ASEAN economic ministers will also hold talks with their counterparts from Australia and New Zealand in an effort to have a trade agreement ready for signing by December, a Southeast Asian diplomatic source said.
Australian Foreign Minister Stephen Smith said recently Canberra hoped to conclude the talks with the 10-member ASEAN in Singapore, but the source said this might not be possible because certain issues still have to be resolved.
But the source added the issues, one of them concerning the rights of New Zealand’s indigenous peoples, were minor.
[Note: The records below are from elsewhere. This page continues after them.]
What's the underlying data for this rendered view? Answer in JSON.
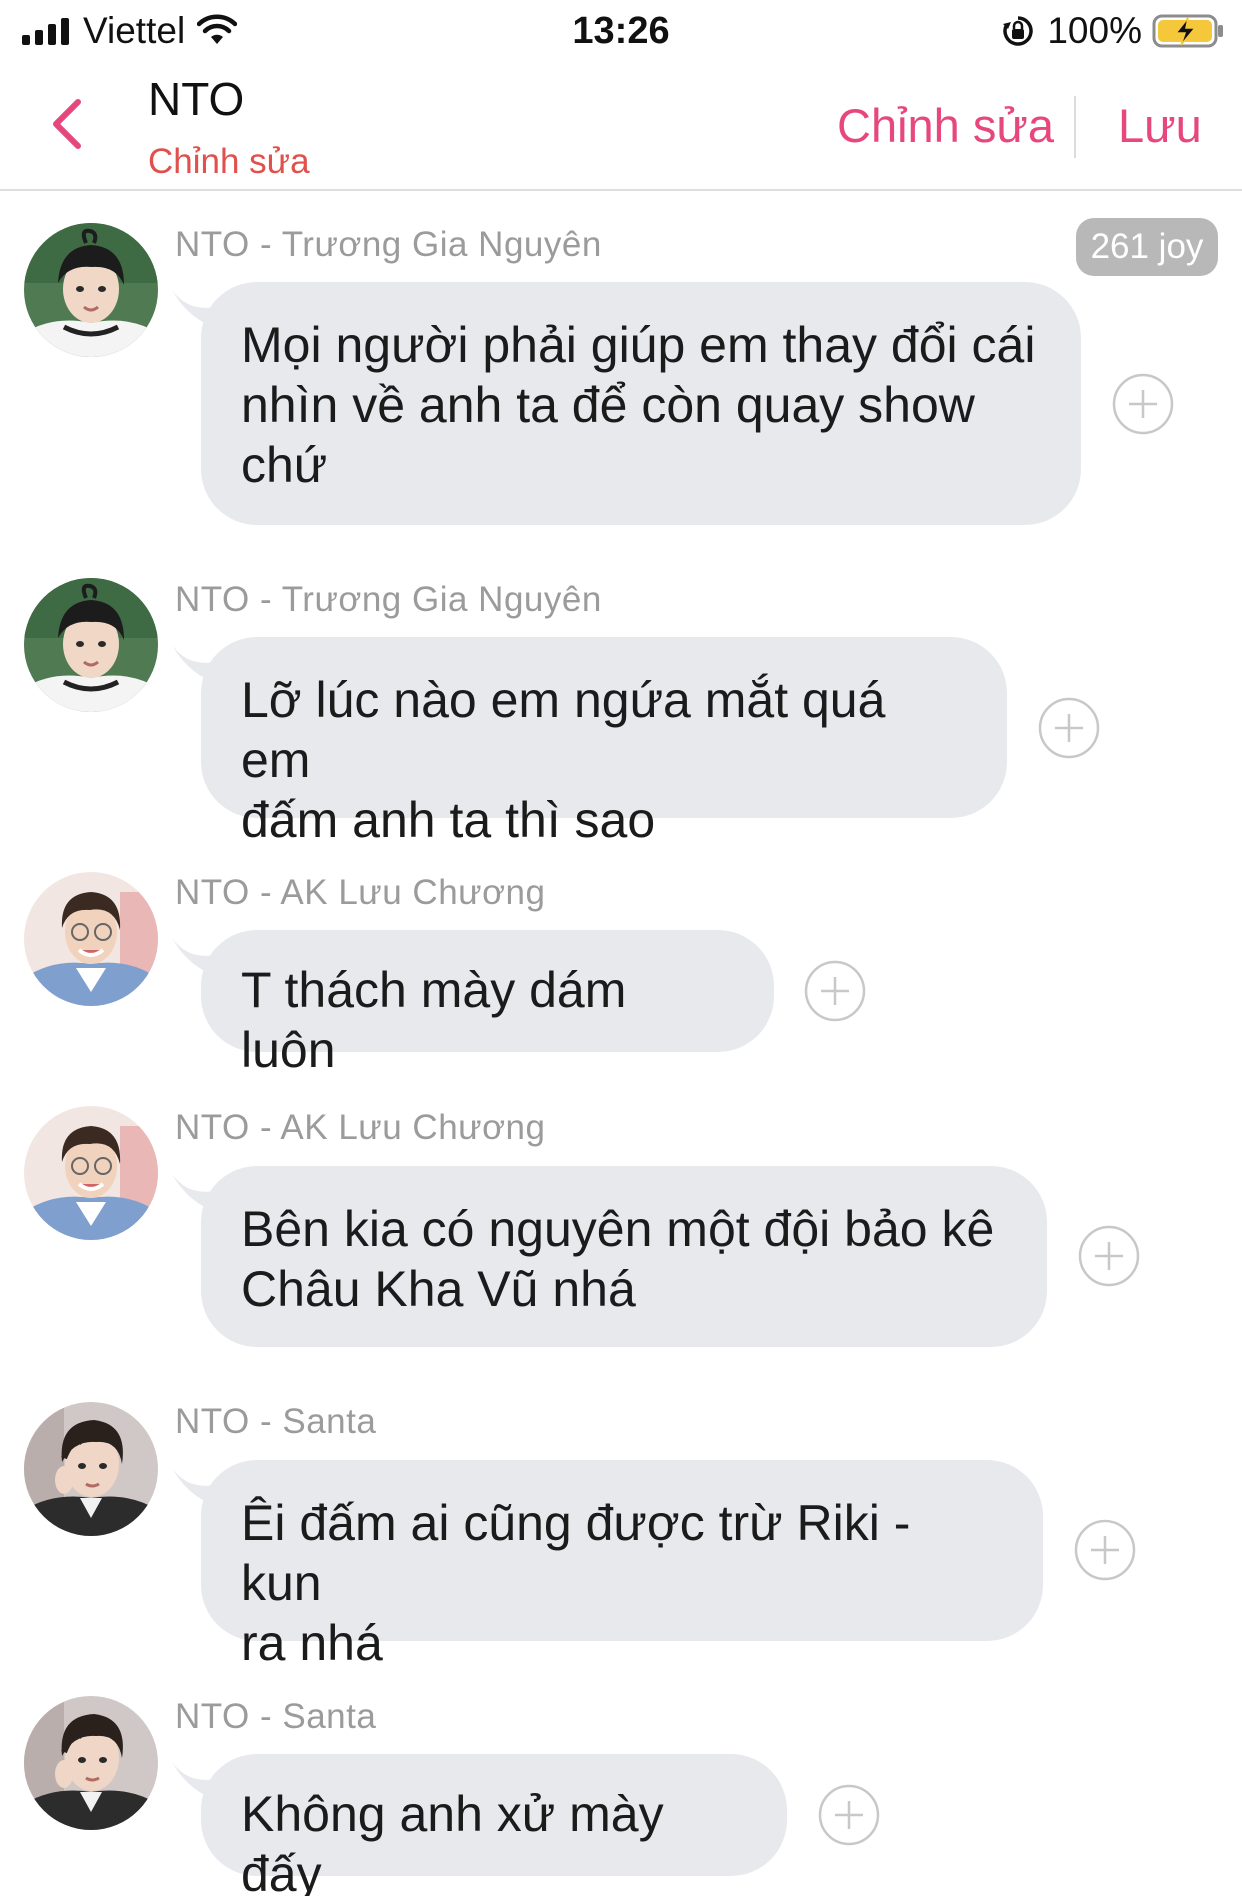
{
  "status_bar": {
    "carrier": "Viettel",
    "time": "13:26",
    "battery_percent": "100%"
  },
  "nav": {
    "title": "NTO",
    "subtitle": "Chỉnh sửa",
    "edit_label": "Chỉnh sửa",
    "save_label": "Lưu"
  },
  "colors": {
    "accent": "#e6487e",
    "subtitle": "#e0504c",
    "bubble": "#e8e9ed",
    "sender": "#9b9b9b"
  },
  "joy_badge": "261 joy",
  "messages": [
    {
      "sender": "NTO - Trương Gia Nguyên",
      "lines": [
        "Mọi người phải giúp em thay đổi cái",
        "nhìn về anh ta để còn quay show",
        "chứ"
      ],
      "avatar": "avatar-truong-gia-nguyen"
    },
    {
      "sender": "NTO - Trương Gia Nguyên",
      "lines": [
        "Lỡ lúc nào em ngứa mắt quá em",
        "đấm anh ta thì sao"
      ],
      "avatar": "avatar-truong-gia-nguyen"
    },
    {
      "sender": "NTO - AK Lưu Chương",
      "lines": [
        "T thách mày dám luôn"
      ],
      "avatar": "avatar-ak-luu-chuong"
    },
    {
      "sender": "NTO - AK Lưu Chương",
      "lines": [
        "Bên kia có nguyên một đội bảo kê",
        "Châu Kha Vũ nhá"
      ],
      "avatar": "avatar-ak-luu-chuong"
    },
    {
      "sender": "NTO - Santa",
      "lines": [
        "Êi đấm ai cũng được trừ Riki - kun",
        "ra nhá"
      ],
      "avatar": "avatar-santa"
    },
    {
      "sender": "NTO - Santa",
      "lines": [
        "Không anh xử mày đấy"
      ],
      "avatar": "avatar-santa"
    }
  ]
}
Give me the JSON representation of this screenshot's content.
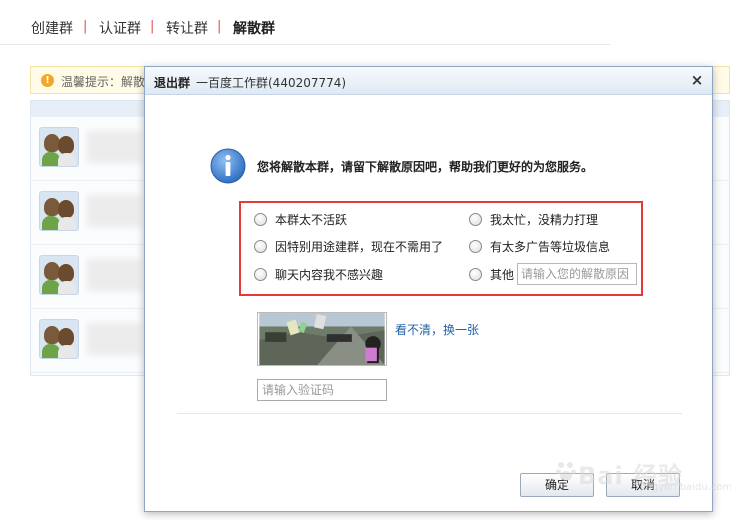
{
  "topnav": {
    "tabs": [
      {
        "label": "创建群",
        "active": false
      },
      {
        "label": "认证群",
        "active": false
      },
      {
        "label": "转让群",
        "active": false
      },
      {
        "label": "解散群",
        "active": true
      }
    ],
    "separator": "|"
  },
  "background": {
    "tip_text": "温馨提示：解散",
    "tip_icon": "exclamation-icon"
  },
  "dialog": {
    "title_main": "退出群",
    "title_sub": "一百度工作群(440207774)",
    "close_label": "×",
    "message": "您将解散本群，请留下解散原因吧，帮助我们更好的为您服务。",
    "reasons": [
      {
        "label": "本群太不活跃",
        "selected": false
      },
      {
        "label": "我太忙，没精力打理",
        "selected": false
      },
      {
        "label": "因特别用途建群，现在不需用了",
        "selected": false
      },
      {
        "label": "有太多广告等垃圾信息",
        "selected": false
      },
      {
        "label": "聊天内容我不感兴趣",
        "selected": false
      },
      {
        "label": "其他",
        "selected": false
      }
    ],
    "other_placeholder": "请输入您的解散原因",
    "refresh_link": "看不清，换一张",
    "code_placeholder": "请输入验证码",
    "ok_label": "确定",
    "cancel_label": "取消"
  },
  "watermark": {
    "text": "Bai 经验",
    "sub": "jingyan.baidu.com"
  },
  "colors": {
    "highlight_border": "#e53a3a",
    "link": "#2462a6",
    "titlebar": "#dfe9f4",
    "info_icon": "#3f7fd0"
  }
}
He was confident a deal will be reached in time for the ASEAN Summit in Bangkok in December.
ASEAN has agreed to gradually tear down barriers to trade in goods and services with China and South Korea and has signed a wide-ranging economic partnership deal with Japan, which also covers investments.
Forging the trade links with India and the two Pacific nations will complete the bloc’s ties with all its key Asia-Pacific trading partners, and could be a catalyst for a region-wide free-trade zone, officials said.
ASEAN has a combined population of about 550 million people. It is a diverse group which ranges from high-tech Singapore to poverty-stricken Myanmar, and the world’s most populous Muslim nation, Indonesia.
ASEAN is already a free-trade area with 90 percent of goods traded having tariffs between zero and five percent.
This week the ministers are expected to discuss the impact of high oil and food prices and the escalating global economic slowdown on their economies.
But officials said the overriding focus would be on efforts to achieve a single market and manufacturing base by 2015 to raise ASEAN’s profile in the face of competition from China and India.
"To stay in the game, ASEAN must become a strong integrated region," Singapore Prime Minister Lee Hsien Loong said.
He warned that, individually, ASEAN states are "only tiny blips on the radar screens of investors."
Indonesian Trade Minister Mari Pangestu said ASEAN is likely to focus more on implementing and strengthening its free-trade agreements (FTAs) than on planning for a massive 16-nation pact including its key regional trading partners and covering about half of the global population.
But she agreed the FTAs could evolve in the future.
"What we are seeing is that ASEAN is at the focal point of all these trade agreements," Pangestu told AFP, noting that all the ASEAN deals with individual countries are similar in structure.
"Eventually, when you consolidate the FTAs, it is possible that you could end up with something like that (an Asia-wide FTA)."
Regional FTAs could gain fresh momentum after the latest attempt to end a seven-year deadlock in the so-called Doha Round of global trade talks broke down in July because of a dispute between India and the United States over agricultural tariffs.
The Asian Development Bank (ADB), in a recent study on Asian regionalism, said "substantial gains could be realised from consolidating the many FTAs into a single, region-wide one" and from adopting practices to guide future regional and sub-regional FTAs.
But while Asia is forging ahead with trade linkages, the region has a major task in integrating its financial markets which are now larger, deeper and more sophisticated than they were a decade ago, it said.
The region also has to make sure the benefits of economic progress reach a larger number of people, especially the poor, the Manila-based ADB said.
"Governments need to connect the poor to the thriving regional economy by eliminating labour market barriers, investing in workers’ capabilities, and building infrastructure to connect disadvantaged regions with economic centres," said the agency, which aims to reduce poverty.
The region was on the right track, however, the ADB said.
"We are witnessing the beginnings of a strong, prosperous, outward-looking Asian economic community, regionally integrated yet connected with global markets, and with responsibility and influence to match its economic weight," the ADB said.